Eichler's comments appeared in a discussion forum for leaders of state associations but were leaked to the Daily News, among other organizations. As his comments filtered out, Eichler apologized for being "offensive and insensitive." His term with the dental association expired in October 2006.
Eichler's nomination was to be considered by the Senate State Affairs Committee but chairman Bill Wielechowski, an Anchorage Democrat, said his name was no longer on the agenda. Wielechowski said the committee had been prepared to grill Eichler on his 2006 comments.
Sharon Leighow, spokeswoman for Parnell, said Eichler withdrew himself from consideration during a phone call Thursday morning initiated by the governor's office.
A woman who answered the phone at Eichler's dental office in North Pole said he didn't come to work Thursday. She said she would get a message to him but he didn't return the call.
The Alaska Federation of Natives, the Alaska Native Health Board and at least three other Native organizations condemned Eichler's nomination in letters and messages sent to Juneau in advance of the Senate hearing and another in the House.
"The APOC oversees the fairness and integrity of the public voting process," wrote Jason Metrokin, president and chief executive of the Bristol Bay Native Corp., in a letter to Parnell that was copied to legislators. "Dr. Eichler's past comments in reference to rural dental health were insensitive and uneducated. We are concerned that his biases about Native people will carry over into his policy decisions, thereby undermining public and certainly Native people's confidence in the impartiality of APOC practices and decision making."
Patrick Anderson, executive director of Chugachmiut, the Anchorage-based tribal organization serving Chugach-area Natives, said he was personally offended by Eichler's remarks.
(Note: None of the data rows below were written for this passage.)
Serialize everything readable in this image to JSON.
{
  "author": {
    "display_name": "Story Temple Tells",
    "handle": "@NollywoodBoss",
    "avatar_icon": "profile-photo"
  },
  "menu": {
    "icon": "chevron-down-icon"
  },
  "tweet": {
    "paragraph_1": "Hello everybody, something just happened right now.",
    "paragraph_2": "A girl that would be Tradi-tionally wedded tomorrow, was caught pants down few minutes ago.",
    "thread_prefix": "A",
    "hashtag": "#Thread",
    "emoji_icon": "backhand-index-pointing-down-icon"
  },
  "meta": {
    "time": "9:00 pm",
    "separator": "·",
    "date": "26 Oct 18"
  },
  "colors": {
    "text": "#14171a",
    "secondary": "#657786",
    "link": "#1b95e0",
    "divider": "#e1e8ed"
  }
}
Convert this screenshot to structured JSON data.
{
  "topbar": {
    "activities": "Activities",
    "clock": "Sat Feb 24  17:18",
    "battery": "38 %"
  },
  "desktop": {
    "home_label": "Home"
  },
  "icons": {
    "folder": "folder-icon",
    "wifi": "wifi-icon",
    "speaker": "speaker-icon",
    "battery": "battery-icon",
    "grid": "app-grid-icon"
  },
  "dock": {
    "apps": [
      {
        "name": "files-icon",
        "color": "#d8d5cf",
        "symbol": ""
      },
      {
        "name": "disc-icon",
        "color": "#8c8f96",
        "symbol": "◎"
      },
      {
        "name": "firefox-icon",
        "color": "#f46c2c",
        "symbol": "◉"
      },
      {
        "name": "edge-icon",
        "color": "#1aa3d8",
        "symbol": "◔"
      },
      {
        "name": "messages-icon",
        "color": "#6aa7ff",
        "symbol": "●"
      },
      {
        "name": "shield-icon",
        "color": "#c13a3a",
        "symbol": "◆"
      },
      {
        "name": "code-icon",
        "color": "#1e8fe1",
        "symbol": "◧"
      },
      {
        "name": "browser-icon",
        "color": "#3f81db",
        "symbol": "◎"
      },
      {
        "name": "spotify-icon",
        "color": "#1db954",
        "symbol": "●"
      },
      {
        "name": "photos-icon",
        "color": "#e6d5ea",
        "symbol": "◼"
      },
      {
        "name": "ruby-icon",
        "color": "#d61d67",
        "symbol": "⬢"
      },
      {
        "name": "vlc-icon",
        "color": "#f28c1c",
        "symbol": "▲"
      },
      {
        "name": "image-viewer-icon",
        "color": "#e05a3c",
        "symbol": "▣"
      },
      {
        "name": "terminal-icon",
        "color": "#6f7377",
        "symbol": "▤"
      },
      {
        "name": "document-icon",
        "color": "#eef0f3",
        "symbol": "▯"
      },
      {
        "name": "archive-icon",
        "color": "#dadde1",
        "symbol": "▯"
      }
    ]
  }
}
"As a father of 3 Native children, an attorney for over 30 years, an executive and statewide community leader, I find Dr. Eichler's comments mean spirited, petty and totally uniformed," he wrote. "I have been, currently am and will continue to be a proud and 'dignified' American citizen."
Sen. Albert Kookesh, D-Angoon and a member of the Senate State Affairs Committee, said Eichler's withdrawal was the appropriate outcome, especially in light of all the other issues facing the Legislature as it grinds toward adjournment.
"We didn't want to have a fight -- we didn't want to have to expend energy in trying to make sure that he didn't get appointed," Kookesh said outside the hearing room.
Kookesh, co-chairman of the Alaska Federation of Natives, said Eichler's remarks "were very disrespectful and I can't condone them -- I can't keep silent about them. As an Alaska Native, whether or not I'm state senator, whether or not I'm a chairman of AFN, as an Alaska Native I should be offended and I should say something about it."
The comments by the Native groups follow publication Wednesday in the Anchorage blog Mudflats that largely reprinted the 2006 Daily News story and questioned whether the governor's office had bothered to search Eichler's name on the Internet before submitting him for confirmation.
Leighow, the governor's spokeswoman, said the two people who handle appointments "vet between 500-750 applications a year. As part of the vetting process they check to make sure the applicant is qualified under statute to serve on the board or commission he or she is applying for. They interview the candidate and check references. They Google them and also check sources including CourtView, Sex offender registry, Motznik, Facebook, Twitter, Periodicals for op eds and/or letters to the editor," she wrote in an email.
Laws governing selection for the public offices commission require the governor to pick from four names submitted by each of the top two political parties in the state.
In addition to Eichler, the Republican Party of Alaska submitted Lynn Levengood, Sue Gaston and Kevin Clarkson, Leighow said.
Leighow said the governor's office would contact the Republican Party Thursday about another nominee.
Republican state chairman Randy Ruedrich didn't return messages left on his office and mobile phone.
Reach Richard Mauer at email@example.com or 907-500-7388.